I am writing to share with you that after twenty years of marriage, my wife Batya and I have decided to divorce. We have arrived at this heartbreaking decision because I have come to understand that I am gay. These are great upheavals in my personal life, as in Batya’s and that of our children. But it is plain to all of us that because of my position as Rabbi of Adas Israel, this private matter may also have a public aspect. We recognize that you may well need a period of reflection to absorb this sudden news. I am most grateful for the support Adas’ lay leaders and clergy have provided my family and me in the short time since I brought this matter to their attention. That support makes it possible for us to prepare for this new chapter in our lives, and for me in my ongoing service as Rabbi of Adas Israel Congregation.
While I struggled in my childhood and adolescence with a difference I recognized in myself, that feeling of difference did not then define my identity, much less the spouse I would seek. I sought to marry a woman because of a belief that this was the right thing for me. This conviction was reinforced by having grown up in a different era, when the attitudes and counsel of adult professionals and peers encouraged me to deny this uncertain aspect of myself. I met and fell in love with Batya, a wonderful woman who loved and accepted me exactly as I am. Together, we have shared a love so deep and real, and together we have built a loving home with our children–founded principally on the values and joys of Jewish life and tradition. But my inner struggle never did go away. Indeed, Batya herself has supported me through this very personal inner struggle that she knew to be the source of great pain and confusion in my life over decades.

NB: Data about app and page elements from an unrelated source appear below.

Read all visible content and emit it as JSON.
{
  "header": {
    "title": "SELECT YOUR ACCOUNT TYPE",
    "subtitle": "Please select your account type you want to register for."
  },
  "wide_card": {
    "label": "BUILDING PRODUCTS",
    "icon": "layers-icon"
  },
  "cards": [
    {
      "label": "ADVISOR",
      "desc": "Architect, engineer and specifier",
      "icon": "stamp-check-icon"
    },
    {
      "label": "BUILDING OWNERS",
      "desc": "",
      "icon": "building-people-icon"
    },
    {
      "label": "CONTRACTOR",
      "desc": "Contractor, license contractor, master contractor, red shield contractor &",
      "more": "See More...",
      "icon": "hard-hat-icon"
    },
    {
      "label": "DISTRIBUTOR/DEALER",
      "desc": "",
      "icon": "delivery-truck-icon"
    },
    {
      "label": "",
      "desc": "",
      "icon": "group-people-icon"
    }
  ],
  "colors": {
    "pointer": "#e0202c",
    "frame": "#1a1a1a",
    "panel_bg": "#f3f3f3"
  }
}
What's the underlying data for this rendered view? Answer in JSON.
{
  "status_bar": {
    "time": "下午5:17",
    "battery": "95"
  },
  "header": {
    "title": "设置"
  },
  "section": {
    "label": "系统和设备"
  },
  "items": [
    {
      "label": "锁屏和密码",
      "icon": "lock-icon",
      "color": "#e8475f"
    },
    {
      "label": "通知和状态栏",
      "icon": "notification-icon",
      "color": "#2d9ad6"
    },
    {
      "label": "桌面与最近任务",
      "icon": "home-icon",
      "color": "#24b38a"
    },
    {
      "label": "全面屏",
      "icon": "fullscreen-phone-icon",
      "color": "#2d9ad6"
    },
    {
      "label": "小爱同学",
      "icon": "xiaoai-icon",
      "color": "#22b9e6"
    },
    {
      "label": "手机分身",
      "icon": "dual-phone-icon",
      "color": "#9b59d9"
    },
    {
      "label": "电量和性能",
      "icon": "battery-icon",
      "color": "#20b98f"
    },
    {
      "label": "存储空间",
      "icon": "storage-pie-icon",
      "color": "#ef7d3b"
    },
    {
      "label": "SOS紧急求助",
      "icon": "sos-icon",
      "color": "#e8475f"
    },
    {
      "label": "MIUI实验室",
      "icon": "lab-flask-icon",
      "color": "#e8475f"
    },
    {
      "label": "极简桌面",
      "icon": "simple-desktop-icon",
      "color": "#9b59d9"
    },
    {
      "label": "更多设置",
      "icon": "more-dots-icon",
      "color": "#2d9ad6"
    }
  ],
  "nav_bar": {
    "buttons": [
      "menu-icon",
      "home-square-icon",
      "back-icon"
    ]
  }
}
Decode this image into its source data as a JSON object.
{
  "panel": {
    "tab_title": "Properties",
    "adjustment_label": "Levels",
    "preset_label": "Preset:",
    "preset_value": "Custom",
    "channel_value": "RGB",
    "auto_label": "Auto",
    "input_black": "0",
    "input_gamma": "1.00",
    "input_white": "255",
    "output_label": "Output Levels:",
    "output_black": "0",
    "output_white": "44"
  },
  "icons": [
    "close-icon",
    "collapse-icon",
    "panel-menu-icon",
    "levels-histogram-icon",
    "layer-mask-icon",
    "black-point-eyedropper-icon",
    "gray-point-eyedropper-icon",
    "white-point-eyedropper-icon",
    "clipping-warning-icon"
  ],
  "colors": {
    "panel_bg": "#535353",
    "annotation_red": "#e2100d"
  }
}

A text I’ve sat with for years is from the Babylonian Talmud (Yoma 72b) and states, “Rabbah said, any scholar whose inside does not match his outside is no scholar. Abaye, and some say Ravah bar Ulah, said [one whose inside does not match his outside] is called an abomination.” Ultimately, the dissonance between my inside and my outside became undeniable, then unwise, and finally intolerable. With much pain and tears, together with my beloved wife, I have come to understand that I could walk my path with the greatest strength, with the greatest peace in my heart, with the greatest healing and wholeness, when I finally acknowledged that I am a gay man. Sadly, for us this means that Batya and I can no longer remain married, despite our fidelity throughout our marriage and our abiding friendship and love. As our divorce is not born of rancor, we pray that together with our children we will remain bound by a brit mishpachah, a covenant of family.

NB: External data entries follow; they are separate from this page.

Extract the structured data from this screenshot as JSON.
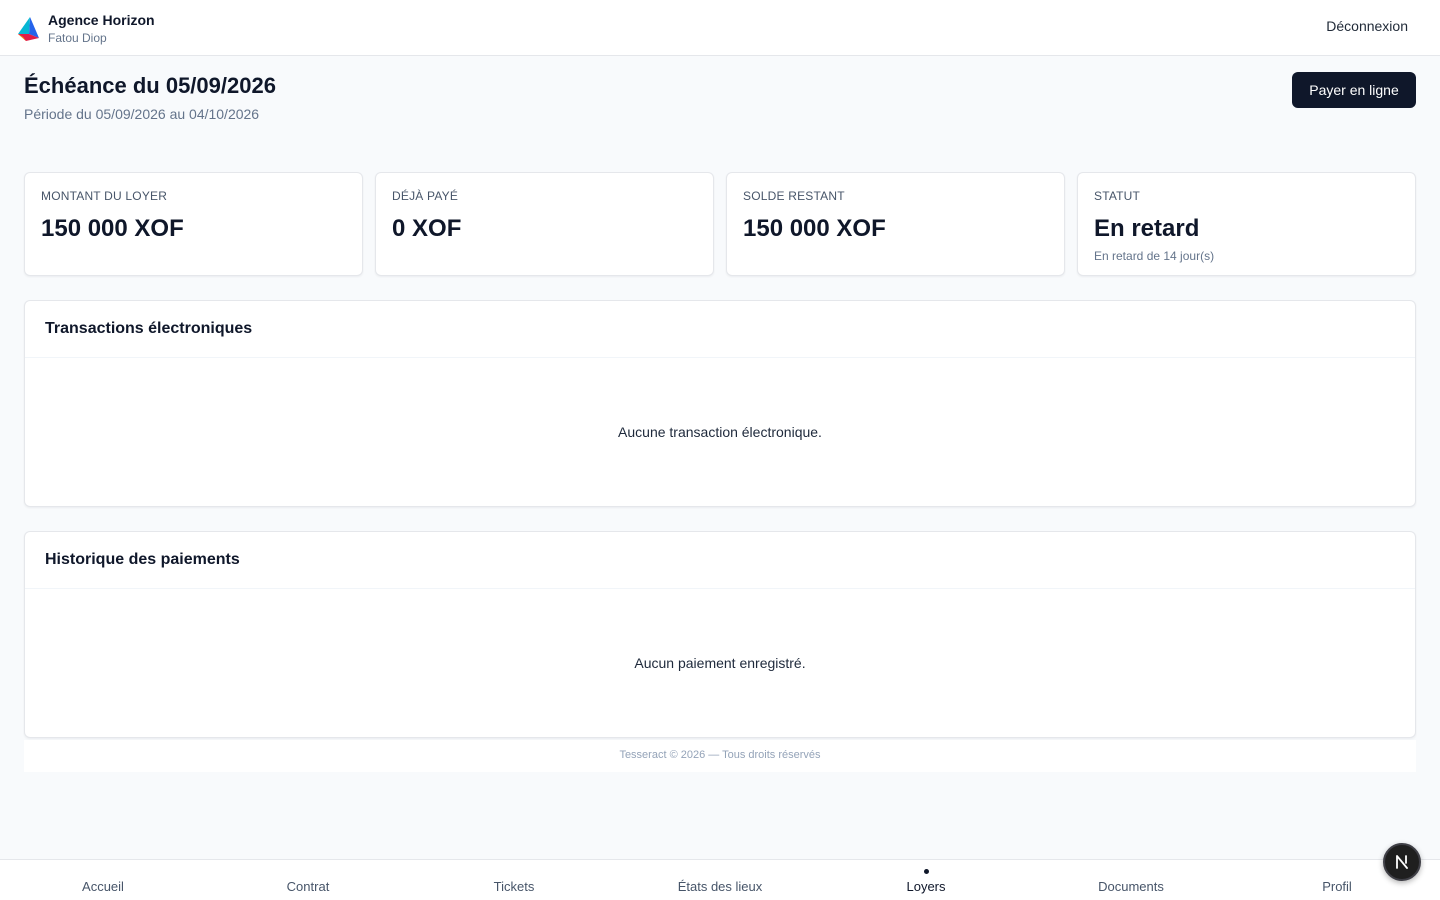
{
  "header": {
    "agency_name": "Agence Horizon",
    "user_name": "Fatou Diop",
    "logout_label": "Déconnexion"
  },
  "page": {
    "title": "Échéance du 05/09/2026",
    "subtitle": "Période du 05/09/2026 au 04/10/2026",
    "pay_button_label": "Payer en ligne"
  },
  "stats": [
    {
      "label": "MONTANT DU LOYER",
      "value": "150 000 XOF"
    },
    {
      "label": "DÉJÀ PAYÉ",
      "value": "0 XOF"
    },
    {
      "label": "SOLDE RESTANT",
      "value": "150 000 XOF"
    },
    {
      "label": "STATUT",
      "value": "En retard",
      "note": "En retard de 14 jour(s)"
    }
  ],
  "transactions": {
    "title": "Transactions électroniques",
    "empty_message": "Aucune transaction électronique."
  },
  "payments": {
    "title": "Historique des paiements",
    "empty_message": "Aucun paiement enregistré."
  },
  "footer": {
    "text": "Tesseract © 2026 — Tous droits réservés"
  },
  "bottom_nav": {
    "active": "Loyers",
    "items": [
      "Accueil",
      "Contrat",
      "Tickets",
      "États des lieux",
      "Loyers",
      "Documents",
      "Profil"
    ]
  },
  "dev_badge": {
    "label": "N"
  },
  "colors": {
    "primary": "#0f172a",
    "background": "#f8fafc",
    "muted": "#64748b",
    "border": "#e5e7eb"
  },
  "icons": {
    "logo": "agency-logo-icon",
    "dev_badge": "next-logo-icon"
  }
}
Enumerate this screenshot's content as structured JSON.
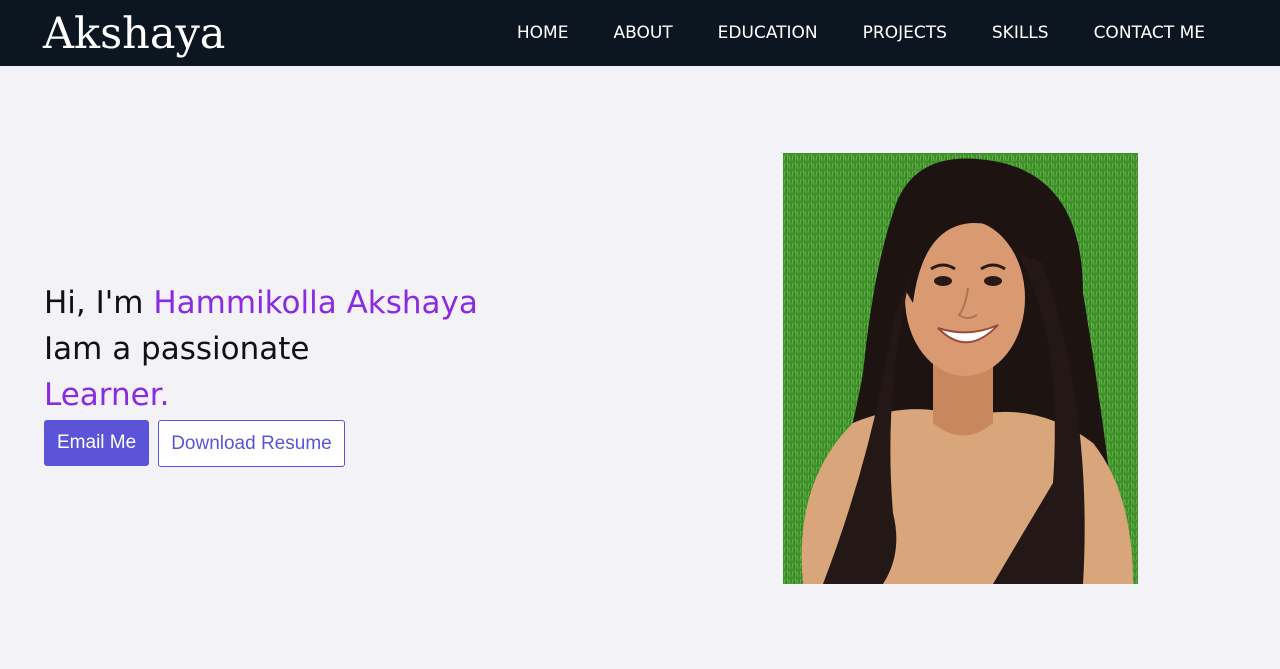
{
  "nav": {
    "brand": "Akshaya",
    "links": [
      {
        "label": "HOME"
      },
      {
        "label": "ABOUT"
      },
      {
        "label": "EDUCATION"
      },
      {
        "label": "PROJECTS"
      },
      {
        "label": "SKILLS"
      },
      {
        "label": "CONTACT ME"
      }
    ]
  },
  "hero": {
    "greeting": "Hi, I'm ",
    "name": "Hammikolla Akshaya",
    "line2": "Iam a passionate",
    "role": "Learner.",
    "email_button": "Email Me",
    "resume_button": "Download Resume"
  },
  "colors": {
    "navbar_bg": "#0b1620",
    "page_bg": "#f3f2f7",
    "accent_purple": "#8a2be2",
    "button_blue": "#5c54d8"
  }
}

Arnie Podgorsky, the congregation’s president, attached a letter of support to Rabbi Gil Steinlauf’s announcement:
Together with the other officers of Adas Israel, I stand with Rabbi Steinlauf. Our synagogue is strong, large, and inclusive–a big tent with room and respect for all. Rabbi Steinlauf, along with the rest of the clergy, will continue to advance new paths to Torah, making Judaism and its tools for a beautiful life more accessible for more Jews. We will continue our diverse approaches to worship, from the traditional to the innovative. At the same time, we understand that Rabbi Steinlauf will be undergoing a challenging personal transition in the coming months, and we extend to him patience and a generous spirit.

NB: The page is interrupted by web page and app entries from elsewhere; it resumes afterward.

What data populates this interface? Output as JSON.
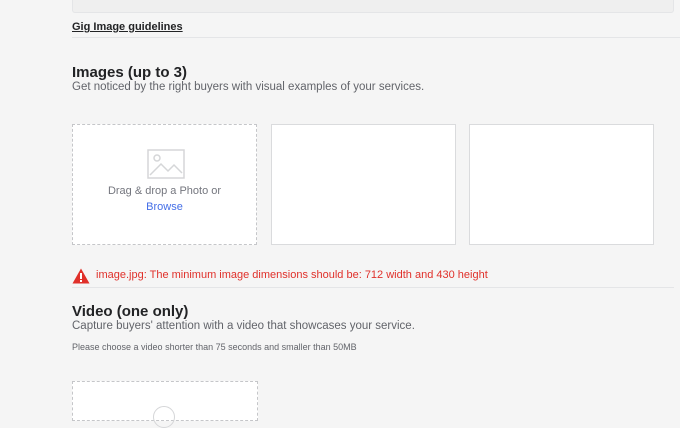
{
  "guidelines": {
    "link_label": "Gig Image guidelines"
  },
  "images": {
    "title": "Images (up to 3)",
    "description": "Get noticed by the right buyers with visual examples of your services.",
    "upload": {
      "drop_label": "Drag & drop a Photo or",
      "browse_label": "Browse",
      "icon": "image-icon"
    },
    "error": {
      "text": "image.jpg: The minimum image dimensions should be: 712 width and 430 height",
      "icon": "warning-icon",
      "color": "#e0302a"
    }
  },
  "video": {
    "title": "Video (one only)",
    "description": "Capture buyers' attention with a video that showcases your service.",
    "note": "Please choose a video shorter than 75 seconds and smaller than 50MB"
  },
  "colors": {
    "link": "#446ee7",
    "error": "#e0302a",
    "background": "#f5f5f5"
  }
}
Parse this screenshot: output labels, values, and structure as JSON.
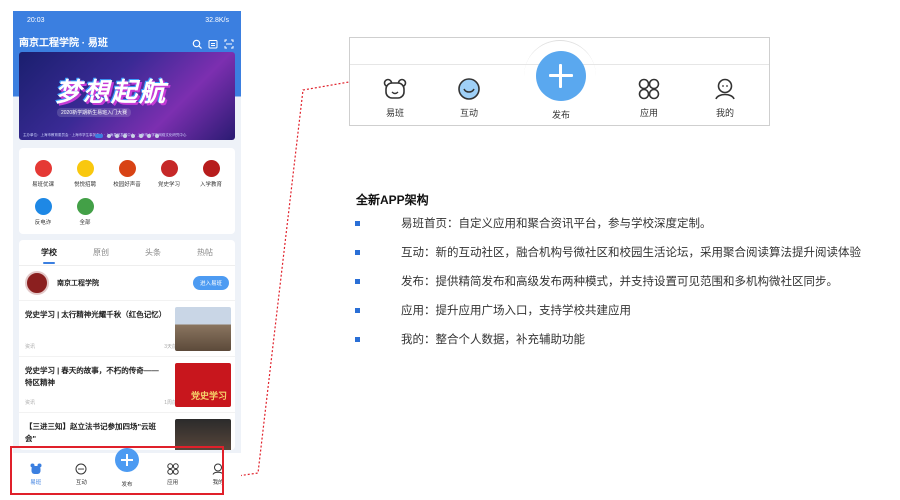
{
  "phone": {
    "status_time": "20:03",
    "status_right": "32.8K/s",
    "title": "南京工程学院 · 易班",
    "banner": {
      "title": "梦想起航",
      "subtitle": "2020新学期新生易班入门大赛",
      "footer": "主办单位：上海市教育委员会 · 上海市学生事务中心 · 上海易班发展中心 · 上海市大学生网络文化研究中心"
    },
    "apps": [
      {
        "label": "易班优课",
        "color": "#e53935"
      },
      {
        "label": "悦悦招聘",
        "color": "#f9c80e"
      },
      {
        "label": "校园好声音",
        "color": "#d84315"
      },
      {
        "label": "党史学习",
        "color": "#c62828"
      },
      {
        "label": "入学教育",
        "color": "#b71c1c"
      },
      {
        "label": "反电诈",
        "color": "#1e88e5"
      },
      {
        "label": "全部",
        "color": "#43a047"
      }
    ],
    "tabs": [
      "学校",
      "原创",
      "头条",
      "热帖"
    ],
    "school_name": "南京工程学院",
    "enter_button": "进入易班",
    "articles": [
      {
        "title": "党史学习 | 太行精神光耀千秋（红色记忆）",
        "source": "资讯",
        "time": "3天前"
      },
      {
        "title": "党史学习 | 春天的故事，不朽的传奇——特区精神",
        "source": "资讯",
        "time": "1周前"
      },
      {
        "title": "【三进三知】赵立法书记参加四场\"云班会\"",
        "source": "",
        "time": ""
      }
    ],
    "thumb_text": "党史学习",
    "tabbar": [
      "易班",
      "互动",
      "发布",
      "应用",
      "我的"
    ]
  },
  "zoom": {
    "items": [
      "易班",
      "互动",
      "发布",
      "应用",
      "我的"
    ]
  },
  "description": {
    "title": "全新APP架构",
    "bullets": [
      "易班首页：自定义应用和聚合资讯平台，参与学校深度定制。",
      "互动：新的互动社区，融合机构号微社区和校园生活论坛，采用聚合阅读算法提升阅读体验",
      "发布：提供精简发布和高级发布两种模式，并支持设置可见范围和多机构微社区同步。",
      "应用：提升应用广场入口，支持学校共建应用",
      "我的：整合个人数据，补充辅助功能"
    ]
  },
  "colors": {
    "brand_blue": "#3b7fe0",
    "highlight_red": "#e0202a",
    "bullet_blue": "#2a6fd6"
  }
}
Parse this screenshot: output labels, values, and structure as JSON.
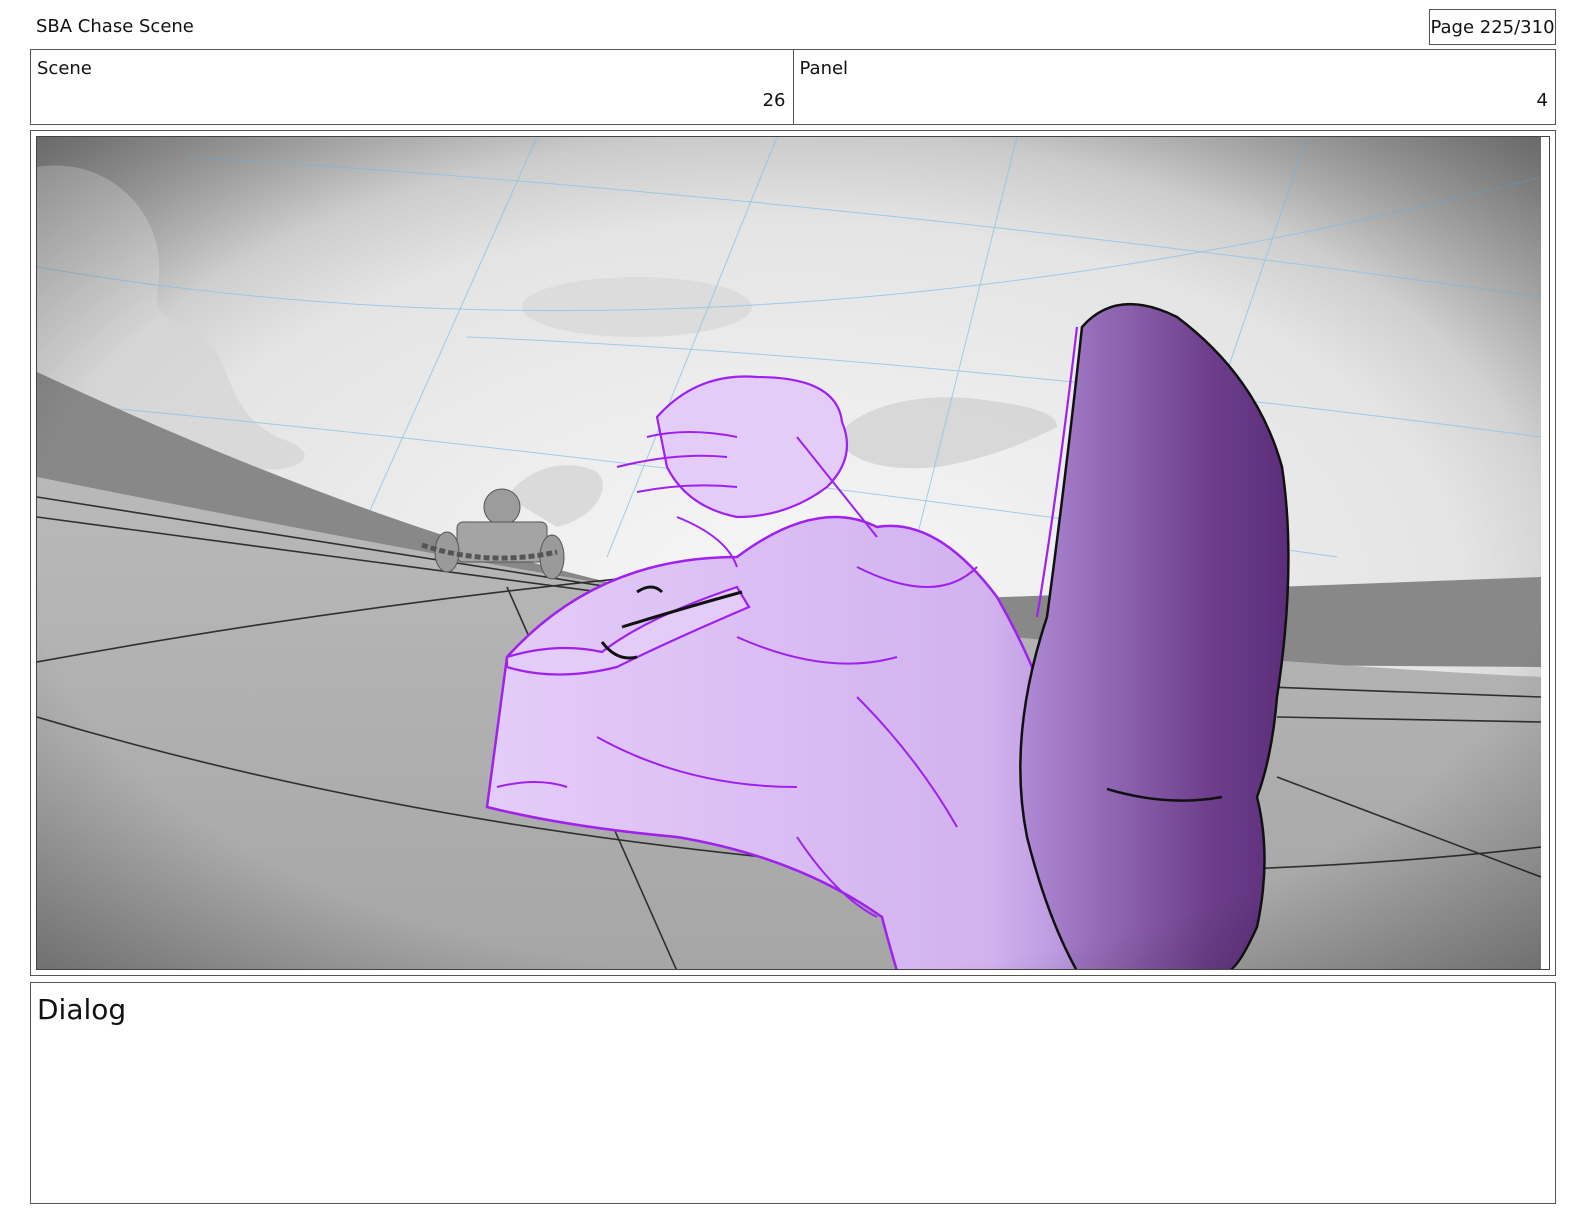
{
  "header": {
    "title": "SBA Chase Scene",
    "page": "Page 225/310"
  },
  "info": {
    "scene_label": "Scene",
    "scene_value": "26",
    "panel_label": "Panel",
    "panel_value": "4"
  },
  "dialog": {
    "label": "Dialog"
  }
}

Steinlauf has been the senior rabbi at Adas Israel since 2008, and before that he was the rabbi at Temple Israel in Ridgewood, N.J., and Congregation Tifereth Israel in Columbus, Ohio. He graduated from Princeton, and studied at Pardes Institute in Jerusalem. He received his ordination in 1998 at the Jewish Theological Seminary.
Adas Israel’s celebrated members include journalists Jeffrey Goldberg and Franklin Foer.
On Monday, Goldberg noted on The Atlantic website:
Rabbi Steinlauf fell into an odd liminal moment in history. If he were a 25-year-old rabbi, there would be no drama here, no nothing, in fact, because he would simply be a rabbi who happens to be gay. The Conservative movement of Judaism has changed over the past decade or two in unimaginable ways. I have trouble picturing a synagogue that wouldn’t hire a gay rabbi. On the other hand, if he were 60 years old now, with the same identity, he most likely would have been able to glide toward retirement, his secret intact.
Goldberg quoted Foer’s note on the coming out, that “Rabbi Steinlauf has just discovered the most dramatic possible way to break the Yom Kippur fast.”